The Double Life of a Filmmaker’s Reputation
Kieślowski, who would have been 77 today, won adulation abroad… but not necessarily at home.
In his 2002 film, Hollywood Ending, Woody Allen’s character directs a blockbuster while desperately hiding the fact that he is blind. While the resulting movie understandably flops at home, it turns out to be a hit in France where critics enthuse about its original camera angles and fuzzy shots. “Thank God the French exist”, proclaims the fictional director as he gears up for a triumphant trip to Cannes. In a symptom of the gulf separating Krzysztof Kieślowski’s reputation at home and abroad – many Poles took Hollywood Ending to be Allen’s tongue-in-cheek tribute to one of the country’s most successful directors.
Kieślowski, who would have been 77 today, won adulation abroad for his French-language films, The Double Life of Veronique (1991) and especially the Three Colours trilogy of 1993-1994, White, Blue and Red. But while many in Poland delighted in his Golden Lion from Venice and his Oscar nomination, the prevailing opinion back home understood these efforts as disguising banality with artsy framing, over-the-top symbolism, ponderous music and pretentious dialogue.
Not that he didn’t have his critics abroad: Kazuo Ishiguro recounted in an interview how the Cannes festival jury he sat on in 1994 had to resist immense pressure to award the Palm d’Or to Three Colours: Red rather than to Quentin Tarantino’s Pulp Fiction. “The lobby supporting Kieślowski was very strong,” Ishiguro said in a Newsweek interview in 2011. “I have often heard it said that we on the jury killed him, that he could never understand why he didn’t win”.
Kieślowski’s international reputation really took off in the late 1980s with a series of ten short television films: The Decalogue.
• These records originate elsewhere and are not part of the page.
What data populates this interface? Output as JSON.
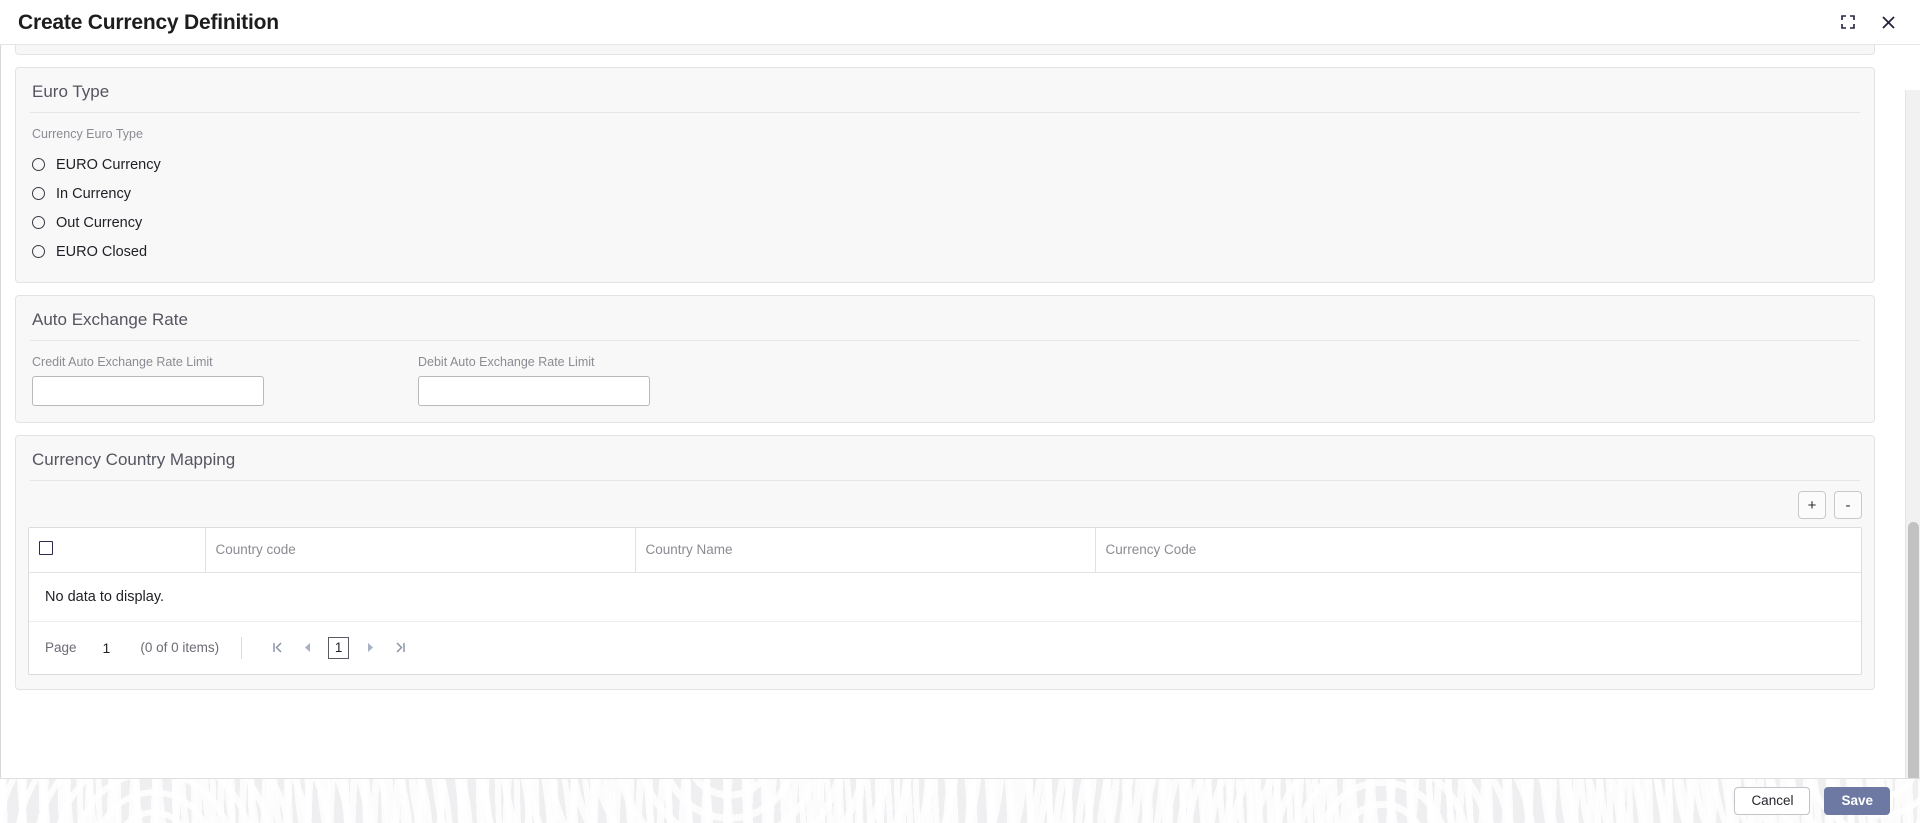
{
  "window": {
    "title": "Create Currency Definition",
    "restore_icon": "restore-collapse-icon",
    "close_icon": "close-icon"
  },
  "sections": {
    "euro_type": {
      "title": "Euro Type",
      "field_label": "Currency Euro Type",
      "options": [
        {
          "label": "EURO Currency",
          "selected": false
        },
        {
          "label": "In Currency",
          "selected": false
        },
        {
          "label": "Out Currency",
          "selected": false
        },
        {
          "label": "EURO Closed",
          "selected": false
        }
      ]
    },
    "auto_exchange_rate": {
      "title": "Auto Exchange Rate",
      "fields": [
        {
          "label": "Credit Auto Exchange Rate Limit",
          "value": "",
          "placeholder": ""
        },
        {
          "label": "Debit Auto Exchange Rate Limit",
          "value": "",
          "placeholder": ""
        }
      ]
    },
    "currency_country_mapping": {
      "title": "Currency Country Mapping",
      "toolbar": {
        "add_label": "+",
        "remove_label": "-"
      },
      "table": {
        "columns": [
          "Country code",
          "Country Name",
          "Currency Code"
        ],
        "rows": [],
        "empty_message": "No data to display."
      },
      "pagination": {
        "page_label": "Page",
        "page_number": "1",
        "items_label": "(0 of 0 items)",
        "current_page": "1",
        "first_icon": "first-page-icon",
        "prev_icon": "previous-page-icon",
        "next_icon": "next-page-icon",
        "last_icon": "last-page-icon"
      }
    }
  },
  "footer": {
    "cancel_label": "Cancel",
    "save_label": "Save"
  },
  "colors": {
    "save_button": "#6e79a3",
    "panel_background": "#f8f8f8",
    "title_text": "#1d1d1d",
    "muted_text": "#8b8b93"
  }
}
His last project filmed in Polish, each film corresponded with of the Ten Commandments, a concept he also used for Three Colours, drawing on the colours of the French flag and the tripartite revolutionary slogan, Liberty, Equality, Fraternity.
But many Poles prefer to remember Kieślowski as the maker of partially-staged documentaries of the 1970s, visually austere and less insistent than his later films on heavy symbolism. It is interesting that these early efforts also divided Polish and foreign audiences albeit in almost exactly the opposite way.
Take the Night Porter’s Point of View of 1977, a long monologue of a factory worker who delighted in controlling his fellow employees and reporting their slightest misdemeanours. An enthusiastic supporter of public executions who believed no criticism of the Communist government should go unpunished, Kieślowski’s protagonist would spend his free time walking the streets in search of truant children to send to correctional facilities and of unlicensed fishers to fine. He cut a comic figure in the eyes of foreign critics who described the documentary as slight if entertaining.
Polish reviewers, on the other hand, pointed to Kieślowski’s compassionate portrayal of his protagonist as a misguided victim of totalitarian oppression every bit as much as its perpetrator and praised the film for its hard-hitting, yet subtle political message.
The director destined, it seems, to forever polarise Polish and foreign opinion died in Warsaw in 1996.